Toadfish Halobatrachus Didactylus 2014 05 21
It might not be much of a looker, but the Lusitanian toadfish (Halobatrachus didactylus) sure can hold a tune. Image: Joao Pedro Silva, Flickr

Do fish sing? Sounds like a silly question. Birds sing, whales sing and frogs sing (in a manner of speaking) ... but fish? Yes, it's no joke. Scientists are discovering that fish are vocalists too.

To human eyes, the Lusitanian toadfish (Halobatrachus didactylus) is no beauty. But to female toadfish, the songs of the males are apparently beautiful music. Dr Clara Amorim at ISPA (Instituto Superior de Psicologia Aplicada - University Institute) in Lisbon, Portugal, is fascinated by fish vocal communication, and it's the main focus of her research. The toadfish she studies live in the shallow, murky waters of Portugal's Tagus River estuary.

Toadfish don't just sing solos, "they form choruses like frogs", says Amorim. In this species, both males and females make sounds, but it's the males that have a broader "musical" repertoire. Researchers including Amorim have described the range of toadfish sounds as grunts, croaks, double croaks and boatwhistles.

Not unlike some human teenagers, juvenile fish make sounds "mostly of single grunts", explain Raquel Vasconcelos and Friedrich Ladich, authors of a 2007 study on these homely-looking fish. Recording fish sounds from wild-captured toadfish held in tanks, they found that grown-up toadfish use more sophisticated sounds than the youngsters. Adults emit a whole series or "train" of grunts.

Sounds are produced when the fish rapidly contract muscles embedded in their swim bladder (an expandable air-filled sac that helps fish control their buoyancy). "They actually use the swim bladder as a drum, with each muscle contraction producing a sound pulse," says Amorim. So toadfish, it seems, are not only singers, but also percussionists. 

“So toadfish, it seems, are not only singers, but also percussionists.”

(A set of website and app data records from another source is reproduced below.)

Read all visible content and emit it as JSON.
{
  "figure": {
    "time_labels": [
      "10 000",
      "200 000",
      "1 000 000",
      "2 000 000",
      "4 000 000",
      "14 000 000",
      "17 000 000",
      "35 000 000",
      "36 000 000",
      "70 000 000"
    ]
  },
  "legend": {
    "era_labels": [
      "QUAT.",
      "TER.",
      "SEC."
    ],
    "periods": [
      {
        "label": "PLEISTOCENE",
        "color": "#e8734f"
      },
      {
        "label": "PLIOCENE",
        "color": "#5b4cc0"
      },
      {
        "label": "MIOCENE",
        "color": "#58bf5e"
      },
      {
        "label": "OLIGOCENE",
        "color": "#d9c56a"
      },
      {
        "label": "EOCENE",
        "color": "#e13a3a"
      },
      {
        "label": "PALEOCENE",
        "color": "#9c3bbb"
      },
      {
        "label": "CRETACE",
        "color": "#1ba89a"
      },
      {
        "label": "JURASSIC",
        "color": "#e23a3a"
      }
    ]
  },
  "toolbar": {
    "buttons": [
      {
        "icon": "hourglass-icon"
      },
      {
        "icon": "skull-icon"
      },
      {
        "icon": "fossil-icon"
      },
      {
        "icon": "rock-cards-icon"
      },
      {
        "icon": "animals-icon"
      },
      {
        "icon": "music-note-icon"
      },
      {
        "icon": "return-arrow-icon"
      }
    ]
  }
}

Male toadfish ramp up boatwhistle "arias" when they are trying to interest females in entering their nest, she explains. Males continue to boatwhistle once females are inside their nest, a behaviour Amorim hypothesizes might stimulate females to release their eggs. In this species, females lay eggs and then abandon them, leaving all the baby duties to the males. So singing males, thinks Amorim, might be advertising their credentials as good dads.

"Males that sing more have a higher lipid [fat] content in their body,” Amorim has found. That's important to being a good dad because males tending to the nest are too busy babysitting and warding off intruders to find much food for themselves – so a nice store of fat is good to have. Toadfish are one of the many fish dads that sometimes cannibalize their own eggs (more on that here) when they’re low on energy, so Amorim suspects that fatter males provide better care, in part because they eat fewer of their own eggs.

Singing has also been discovered in cichlids, as investigated by Karen Maruska in the social cichlid fish Astatotilapia burtoni. In this fish too, vocalising is a means for matchmaking. Dominant males produce sounds while performing quivering or tail-waggling displays for the female. 

Curious to know how fish females perceive these sounds, Muruska placed males and females in tanks, used hydrophones to record fish sounds, and tested their sensitivity to sound by placing electrodes into their brain case (like a human EEG). She found a drastic difference in female hearing ability depending on their breeding stage. When ready to spawn, females were all ears, but when already mouth-broo/all-articles/2014/may/07/honey-i-ate-the-kids-infanticide-in-the-animal-kingdom/ding their eggs, they were no longer so sensitive to crooning males. (In this species moms do all of the childcare). 

Courtship is a multi-sensory experience in these cichlids, and songs are not the only cue females use to assess potential mates. Males of this species urinate to signal their dominance to other males and to advertise to females, and cichlids are also highly visual. "Acoustic cues probably provide some additional information used during mate choice decisions," says Maruska.

The number of fish known to sing, or at least make sounds, is growing. And they are not just singing for love. Sometimes they sing for their supper (to improve their success at finding food), to defend a territory, or to provide a warning signal to other fish. So when it comes to what we know about animal vocalists, it's not over until a toadfish sings.

Video: Maruska KP, Ung US, Fernald RD (2012) 

Top header image: Gavin Clabaugh, Flickr